***** Given information *****

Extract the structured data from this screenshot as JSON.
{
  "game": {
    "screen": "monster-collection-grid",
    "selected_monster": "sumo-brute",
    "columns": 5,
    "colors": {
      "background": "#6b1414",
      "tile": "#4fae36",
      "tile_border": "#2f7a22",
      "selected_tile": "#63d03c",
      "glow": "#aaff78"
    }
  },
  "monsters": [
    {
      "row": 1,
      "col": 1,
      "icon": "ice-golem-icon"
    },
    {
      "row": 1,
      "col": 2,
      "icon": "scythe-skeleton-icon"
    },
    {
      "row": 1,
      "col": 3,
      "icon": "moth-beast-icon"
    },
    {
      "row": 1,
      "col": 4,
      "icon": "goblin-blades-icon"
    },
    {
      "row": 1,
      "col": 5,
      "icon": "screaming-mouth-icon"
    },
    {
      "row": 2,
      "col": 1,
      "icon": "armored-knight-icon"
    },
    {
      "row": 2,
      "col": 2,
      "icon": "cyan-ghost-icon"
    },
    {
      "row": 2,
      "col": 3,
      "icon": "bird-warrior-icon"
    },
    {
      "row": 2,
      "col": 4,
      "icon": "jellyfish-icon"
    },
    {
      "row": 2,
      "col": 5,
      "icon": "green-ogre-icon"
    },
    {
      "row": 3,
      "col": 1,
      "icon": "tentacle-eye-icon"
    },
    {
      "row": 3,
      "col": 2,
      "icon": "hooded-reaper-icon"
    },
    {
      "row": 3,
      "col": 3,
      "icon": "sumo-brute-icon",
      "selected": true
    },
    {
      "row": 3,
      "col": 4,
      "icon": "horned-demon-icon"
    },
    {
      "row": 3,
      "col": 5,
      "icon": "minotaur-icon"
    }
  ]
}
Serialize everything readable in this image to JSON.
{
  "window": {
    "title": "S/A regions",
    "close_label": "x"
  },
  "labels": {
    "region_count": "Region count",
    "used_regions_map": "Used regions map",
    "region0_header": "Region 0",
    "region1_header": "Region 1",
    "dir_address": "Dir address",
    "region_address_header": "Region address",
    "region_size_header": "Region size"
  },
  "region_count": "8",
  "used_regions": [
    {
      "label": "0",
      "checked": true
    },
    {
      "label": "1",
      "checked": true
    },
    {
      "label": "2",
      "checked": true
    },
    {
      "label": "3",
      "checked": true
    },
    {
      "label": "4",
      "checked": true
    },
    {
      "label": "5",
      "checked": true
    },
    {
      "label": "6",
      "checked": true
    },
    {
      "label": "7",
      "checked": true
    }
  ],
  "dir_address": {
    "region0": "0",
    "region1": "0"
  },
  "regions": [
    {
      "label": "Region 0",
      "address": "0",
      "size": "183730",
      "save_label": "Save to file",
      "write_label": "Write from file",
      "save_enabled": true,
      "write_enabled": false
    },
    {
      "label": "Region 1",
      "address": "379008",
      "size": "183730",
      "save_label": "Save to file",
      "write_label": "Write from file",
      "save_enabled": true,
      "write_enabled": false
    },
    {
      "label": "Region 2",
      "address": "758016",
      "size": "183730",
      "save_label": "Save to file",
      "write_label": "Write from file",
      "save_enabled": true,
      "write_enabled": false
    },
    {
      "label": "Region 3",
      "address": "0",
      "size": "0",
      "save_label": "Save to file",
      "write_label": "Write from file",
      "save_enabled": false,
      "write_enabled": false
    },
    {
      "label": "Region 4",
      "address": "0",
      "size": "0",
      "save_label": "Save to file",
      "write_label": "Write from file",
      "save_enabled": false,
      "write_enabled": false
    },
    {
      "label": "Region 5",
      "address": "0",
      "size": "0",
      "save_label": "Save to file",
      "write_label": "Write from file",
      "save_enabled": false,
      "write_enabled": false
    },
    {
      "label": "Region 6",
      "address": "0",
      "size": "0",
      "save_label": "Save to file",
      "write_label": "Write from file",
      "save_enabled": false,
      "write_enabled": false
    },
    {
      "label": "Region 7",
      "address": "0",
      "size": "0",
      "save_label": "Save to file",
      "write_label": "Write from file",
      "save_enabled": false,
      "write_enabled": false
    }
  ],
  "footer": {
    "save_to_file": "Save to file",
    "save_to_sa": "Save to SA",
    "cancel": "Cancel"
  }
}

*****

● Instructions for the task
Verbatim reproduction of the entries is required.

● Exercise answer
Extract the structured data from this screenshot as JSON.
{
  "game": {
    "screen": "monster-collection-grid",
    "selected_monster": "sumo-brute",
    "columns": 5,
    "colors": {
      "background": "#6b1414",
      "tile": "#4fae36",
      "tile_border": "#2f7a22",
      "selected_tile": "#63d03c",
      "glow": "#aaff78"
    }
  },
  "monsters": [
    {
      "row": 1,
      "col": 1,
      "icon": "ice-golem-icon"
    },
    {
      "row": 1,
      "col": 2,
      "icon": "scythe-skeleton-icon"
    },
    {
      "row": 1,
      "col": 3,
      "icon": "moth-beast-icon"
    },
    {
      "row": 1,
      "col": 4,
      "icon": "goblin-blades-icon"
    },
    {
      "row": 1,
      "col": 5,
      "icon": "screaming-mouth-icon"
    },
    {
      "row": 2,
      "col": 1,
      "icon": "armored-knight-icon"
    },
    {
      "row": 2,
      "col": 2,
      "icon": "cyan-ghost-icon"
    },
    {
      "row": 2,
      "col": 3,
      "icon": "bird-warrior-icon"
    },
    {
      "row": 2,
      "col": 4,
      "icon": "jellyfish-icon"
    },
    {
      "row": 2,
      "col": 5,
      "icon": "green-ogre-icon"
    },
    {
      "row": 3,
      "col": 1,
      "icon": "tentacle-eye-icon"
    },
    {
      "row": 3,
      "col": 2,
      "icon": "hooded-reaper-icon"
    },
    {
      "row": 3,
      "col": 3,
      "icon": "sumo-brute-icon",
      "selected": true
    },
    {
      "row": 3,
      "col": 4,
      "icon": "horned-demon-icon"
    },
    {
      "row": 3,
      "col": 5,
      "icon": "minotaur-icon"
    }
  ]
}
Serialize everything readable in this image to JSON.
{
  "window": {
    "title": "S/A regions",
    "close_label": "x"
  },
  "labels": {
    "region_count": "Region count",
    "used_regions_map": "Used regions map",
    "region0_header": "Region 0",
    "region1_header": "Region 1",
    "dir_address": "Dir address",
    "region_address_header": "Region address",
    "region_size_header": "Region size"
  },
  "region_count": "8",
  "used_regions": [
    {
      "label": "0",
      "checked": true
    },
    {
      "label": "1",
      "checked": true
    },
    {
      "label": "2",
      "checked": true
    },
    {
      "label": "3",
      "checked": true
    },
    {
      "label": "4",
      "checked": true
    },
    {
      "label": "5",
      "checked": true
    },
    {
      "label": "6",
      "checked": true
    },
    {
      "label": "7",
      "checked": true
    }
  ],
  "dir_address": {
    "region0": "0",
    "region1": "0"
  },
  "regions": [
    {
      "label": "Region 0",
      "address": "0",
      "size": "183730",
      "save_label": "Save to file",
      "write_label": "Write from file",
      "save_enabled": true,
      "write_enabled": false
    },
    {
      "label": "Region 1",
      "address": "379008",
      "size": "183730",
      "save_label": "Save to file",
      "write_label": "Write from file",
      "save_enabled": true,
      "write_enabled": false
    },
    {
      "label": "Region 2",
      "address": "758016",
      "size": "183730",
      "save_label": "Save to file",
      "write_label": "Write from file",
      "save_enabled": true,
      "write_enabled": false
    },
    {
      "label": "Region 3",
      "address": "0",
      "size": "0",
      "save_label": "Save to file",
      "write_label": "Write from file",
      "save_enabled": false,
      "write_enabled": false
    },
    {
      "label": "Region 4",
      "address": "0",
      "size": "0",
      "save_label": "Save to file",
      "write_label": "Write from file",
      "save_enabled": false,
      "write_enabled": false
    },
    {
      "label": "Region 5",
      "address": "0",
      "size": "0",
      "save_label": "Save to file",
      "write_label": "Write from file",
      "save_enabled": false,
      "write_enabled": false
    },
    {
      "label": "Region 6",
      "address": "0",
      "size": "0",
      "save_label": "Save to file",
      "write_label": "Write from file",
      "save_enabled": false,
      "write_enabled": false
    },
    {
      "label": "Region 7",
      "address": "0",
      "size": "0",
      "save_label": "Save to file",
      "write_label": "Write from file",
      "save_enabled": false,
      "write_enabled": false
    }
  ],
  "footer": {
    "save_to_file": "Save to file",
    "save_to_sa": "Save to SA",
    "cancel": "Cancel"
  }
}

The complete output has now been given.